Data for the task »
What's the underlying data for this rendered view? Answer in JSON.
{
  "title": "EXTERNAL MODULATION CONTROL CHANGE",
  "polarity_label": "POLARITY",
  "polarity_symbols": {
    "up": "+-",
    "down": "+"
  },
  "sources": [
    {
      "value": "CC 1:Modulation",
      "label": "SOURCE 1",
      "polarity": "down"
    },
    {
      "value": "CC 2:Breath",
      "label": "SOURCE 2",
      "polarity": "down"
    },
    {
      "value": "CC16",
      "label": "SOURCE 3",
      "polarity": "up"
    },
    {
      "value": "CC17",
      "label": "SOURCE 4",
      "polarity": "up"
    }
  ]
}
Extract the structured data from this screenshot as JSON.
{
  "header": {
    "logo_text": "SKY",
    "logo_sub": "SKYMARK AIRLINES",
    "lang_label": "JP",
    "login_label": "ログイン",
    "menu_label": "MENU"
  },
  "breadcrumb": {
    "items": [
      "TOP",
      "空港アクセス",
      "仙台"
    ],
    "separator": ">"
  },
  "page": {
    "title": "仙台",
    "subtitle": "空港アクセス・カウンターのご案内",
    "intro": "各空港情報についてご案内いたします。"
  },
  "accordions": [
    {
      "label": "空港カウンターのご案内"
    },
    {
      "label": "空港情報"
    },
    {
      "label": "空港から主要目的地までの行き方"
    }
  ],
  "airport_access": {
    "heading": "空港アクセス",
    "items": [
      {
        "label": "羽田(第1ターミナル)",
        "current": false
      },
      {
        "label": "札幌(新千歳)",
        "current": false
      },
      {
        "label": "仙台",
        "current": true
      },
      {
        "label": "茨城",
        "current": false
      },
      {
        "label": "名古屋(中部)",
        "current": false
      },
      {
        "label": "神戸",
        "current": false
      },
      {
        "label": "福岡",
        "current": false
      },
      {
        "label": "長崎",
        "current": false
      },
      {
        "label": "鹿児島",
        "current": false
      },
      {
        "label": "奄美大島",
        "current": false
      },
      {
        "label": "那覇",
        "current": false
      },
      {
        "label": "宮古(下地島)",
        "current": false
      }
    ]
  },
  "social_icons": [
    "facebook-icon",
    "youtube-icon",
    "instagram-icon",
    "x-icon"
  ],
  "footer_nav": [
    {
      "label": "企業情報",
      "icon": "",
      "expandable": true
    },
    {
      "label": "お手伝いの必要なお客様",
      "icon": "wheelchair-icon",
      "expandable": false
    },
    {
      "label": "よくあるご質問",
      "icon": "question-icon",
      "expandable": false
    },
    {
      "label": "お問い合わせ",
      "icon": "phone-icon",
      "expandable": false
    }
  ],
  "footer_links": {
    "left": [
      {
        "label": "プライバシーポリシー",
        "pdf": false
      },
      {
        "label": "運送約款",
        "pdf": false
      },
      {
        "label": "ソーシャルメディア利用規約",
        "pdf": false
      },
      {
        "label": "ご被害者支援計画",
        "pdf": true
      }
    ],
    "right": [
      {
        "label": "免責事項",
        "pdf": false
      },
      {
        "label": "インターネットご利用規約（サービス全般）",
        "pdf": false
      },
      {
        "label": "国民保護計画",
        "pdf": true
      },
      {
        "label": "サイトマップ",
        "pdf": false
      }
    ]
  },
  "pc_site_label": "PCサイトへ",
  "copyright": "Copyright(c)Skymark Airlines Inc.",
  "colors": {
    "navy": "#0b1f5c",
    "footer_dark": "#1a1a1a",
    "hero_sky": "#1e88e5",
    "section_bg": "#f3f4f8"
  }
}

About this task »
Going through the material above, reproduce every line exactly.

Answer for this exercise »
What's the underlying data for this rendered view? Answer in JSON.
{
  "title": "EXTERNAL MODULATION CONTROL CHANGE",
  "polarity_label": "POLARITY",
  "polarity_symbols": {
    "up": "+-",
    "down": "+"
  },
  "sources": [
    {
      "value": "CC 1:Modulation",
      "label": "SOURCE 1",
      "polarity": "down"
    },
    {
      "value": "CC 2:Breath",
      "label": "SOURCE 2",
      "polarity": "down"
    },
    {
      "value": "CC16",
      "label": "SOURCE 3",
      "polarity": "up"
    },
    {
      "value": "CC17",
      "label": "SOURCE 4",
      "polarity": "up"
    }
  ]
}
Extract the structured data from this screenshot as JSON.
{
  "header": {
    "logo_text": "SKY",
    "logo_sub": "SKYMARK AIRLINES",
    "lang_label": "JP",
    "login_label": "ログイン",
    "menu_label": "MENU"
  },
  "breadcrumb": {
    "items": [
      "TOP",
      "空港アクセス",
      "仙台"
    ],
    "separator": ">"
  },
  "page": {
    "title": "仙台",
    "subtitle": "空港アクセス・カウンターのご案内",
    "intro": "各空港情報についてご案内いたします。"
  },
  "accordions": [
    {
      "label": "空港カウンターのご案内"
    },
    {
      "label": "空港情報"
    },
    {
      "label": "空港から主要目的地までの行き方"
    }
  ],
  "airport_access": {
    "heading": "空港アクセス",
    "items": [
      {
        "label": "羽田(第1ターミナル)",
        "current": false
      },
      {
        "label": "札幌(新千歳)",
        "current": false
      },
      {
        "label": "仙台",
        "current": true
      },
      {
        "label": "茨城",
        "current": false
      },
      {
        "label": "名古屋(中部)",
        "current": false
      },
      {
        "label": "神戸",
        "current": false
      },
      {
        "label": "福岡",
        "current": false
      },
      {
        "label": "長崎",
        "current": false
      },
      {
        "label": "鹿児島",
        "current": false
      },
      {
        "label": "奄美大島",
        "current": false
      },
      {
        "label": "那覇",
        "current": false
      },
      {
        "label": "宮古(下地島)",
        "current": false
      }
    ]
  },
  "social_icons": [
    "facebook-icon",
    "youtube-icon",
    "instagram-icon",
    "x-icon"
  ],
  "footer_nav": [
    {
      "label": "企業情報",
      "icon": "",
      "expandable": true
    },
    {
      "label": "お手伝いの必要なお客様",
      "icon": "wheelchair-icon",
      "expandable": false
    },
    {
      "label": "よくあるご質問",
      "icon": "question-icon",
      "expandable": false
    },
    {
      "label": "お問い合わせ",
      "icon": "phone-icon",
      "expandable": false
    }
  ],
  "footer_links": {
    "left": [
      {
        "label": "プライバシーポリシー",
        "pdf": false
      },
      {
        "label": "運送約款",
        "pdf": false
      },
      {
        "label": "ソーシャルメディア利用規約",
        "pdf": false
      },
      {
        "label": "ご被害者支援計画",
        "pdf": true
      }
    ],
    "right": [
      {
        "label": "免責事項",
        "pdf": false
      },
      {
        "label": "インターネットご利用規約（サービス全般）",
        "pdf": false
      },
      {
        "label": "国民保護計画",
        "pdf": true
      },
      {
        "label": "サイトマップ",
        "pdf": false
      }
    ]
  },
  "pc_site_label": "PCサイトへ",
  "copyright": "Copyright(c)Skymark Airlines Inc.",
  "colors": {
    "navy": "#0b1f5c",
    "footer_dark": "#1a1a1a",
    "hero_sky": "#1e88e5",
    "section_bg": "#f3f4f8"
  }
}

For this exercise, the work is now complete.